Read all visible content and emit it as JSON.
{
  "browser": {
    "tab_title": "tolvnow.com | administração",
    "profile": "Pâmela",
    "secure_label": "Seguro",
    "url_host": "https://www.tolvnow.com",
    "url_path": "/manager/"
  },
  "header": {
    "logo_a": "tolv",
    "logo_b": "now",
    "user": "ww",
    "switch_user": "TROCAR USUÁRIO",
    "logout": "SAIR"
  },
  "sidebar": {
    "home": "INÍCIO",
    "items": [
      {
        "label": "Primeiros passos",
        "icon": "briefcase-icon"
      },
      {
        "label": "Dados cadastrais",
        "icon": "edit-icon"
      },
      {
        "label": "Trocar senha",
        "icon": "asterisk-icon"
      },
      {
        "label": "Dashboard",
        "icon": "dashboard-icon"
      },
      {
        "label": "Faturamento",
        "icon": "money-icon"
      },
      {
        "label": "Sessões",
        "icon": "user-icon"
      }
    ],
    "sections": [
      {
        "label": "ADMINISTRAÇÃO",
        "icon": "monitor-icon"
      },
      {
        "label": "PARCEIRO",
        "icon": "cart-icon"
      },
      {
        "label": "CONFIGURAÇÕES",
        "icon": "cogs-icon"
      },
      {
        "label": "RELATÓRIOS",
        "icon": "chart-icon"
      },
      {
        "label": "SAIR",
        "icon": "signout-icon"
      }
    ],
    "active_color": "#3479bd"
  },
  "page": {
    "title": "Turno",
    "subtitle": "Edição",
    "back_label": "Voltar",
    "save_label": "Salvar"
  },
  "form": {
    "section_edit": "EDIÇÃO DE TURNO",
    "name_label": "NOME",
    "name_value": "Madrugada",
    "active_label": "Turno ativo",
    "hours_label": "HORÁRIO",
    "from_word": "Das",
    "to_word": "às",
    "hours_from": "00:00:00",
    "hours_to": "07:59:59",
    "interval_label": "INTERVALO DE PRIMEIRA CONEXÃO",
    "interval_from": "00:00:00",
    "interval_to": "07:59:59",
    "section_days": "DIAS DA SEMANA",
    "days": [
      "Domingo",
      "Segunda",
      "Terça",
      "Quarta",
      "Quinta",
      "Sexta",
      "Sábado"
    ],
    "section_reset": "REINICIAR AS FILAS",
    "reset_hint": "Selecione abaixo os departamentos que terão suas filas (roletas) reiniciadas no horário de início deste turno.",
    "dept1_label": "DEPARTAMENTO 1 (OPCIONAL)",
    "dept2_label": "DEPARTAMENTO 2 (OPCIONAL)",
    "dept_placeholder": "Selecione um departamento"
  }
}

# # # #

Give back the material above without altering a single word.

Read all visible content and emit it as JSON.
{
  "browser": {
    "tab_title": "tolvnow.com | administração",
    "profile": "Pâmela",
    "secure_label": "Seguro",
    "url_host": "https://www.tolvnow.com",
    "url_path": "/manager/"
  },
  "header": {
    "logo_a": "tolv",
    "logo_b": "now",
    "user": "ww",
    "switch_user": "TROCAR USUÁRIO",
    "logout": "SAIR"
  },
  "sidebar": {
    "home": "INÍCIO",
    "items": [
      {
        "label": "Primeiros passos",
        "icon": "briefcase-icon"
      },
      {
        "label": "Dados cadastrais",
        "icon": "edit-icon"
      },
      {
        "label": "Trocar senha",
        "icon": "asterisk-icon"
      },
      {
        "label": "Dashboard",
        "icon": "dashboard-icon"
      },
      {
        "label": "Faturamento",
        "icon": "money-icon"
      },
      {
        "label": "Sessões",
        "icon": "user-icon"
      }
    ],
    "sections": [
      {
        "label": "ADMINISTRAÇÃO",
        "icon": "monitor-icon"
      },
      {
        "label": "PARCEIRO",
        "icon": "cart-icon"
      },
      {
        "label": "CONFIGURAÇÕES",
        "icon": "cogs-icon"
      },
      {
        "label": "RELATÓRIOS",
        "icon": "chart-icon"
      },
      {
        "label": "SAIR",
        "icon": "signout-icon"
      }
    ],
    "active_color": "#3479bd"
  },
  "page": {
    "title": "Turno",
    "subtitle": "Edição",
    "back_label": "Voltar",
    "save_label": "Salvar"
  },
  "form": {
    "section_edit": "EDIÇÃO DE TURNO",
    "name_label": "NOME",
    "name_value": "Madrugada",
    "active_label": "Turno ativo",
    "hours_label": "HORÁRIO",
    "from_word": "Das",
    "to_word": "às",
    "hours_from": "00:00:00",
    "hours_to": "07:59:59",
    "interval_label": "INTERVALO DE PRIMEIRA CONEXÃO",
    "interval_from": "00:00:00",
    "interval_to": "07:59:59",
    "section_days": "DIAS DA SEMANA",
    "days": [
      "Domingo",
      "Segunda",
      "Terça",
      "Quarta",
      "Quinta",
      "Sexta",
      "Sábado"
    ],
    "section_reset": "REINICIAR AS FILAS",
    "reset_hint": "Selecione abaixo os departamentos que terão suas filas (roletas) reiniciadas no horário de início deste turno.",
    "dept1_label": "DEPARTAMENTO 1 (OPCIONAL)",
    "dept2_label": "DEPARTAMENTO 2 (OPCIONAL)",
    "dept_placeholder": "Selecione um departamento"
  }
}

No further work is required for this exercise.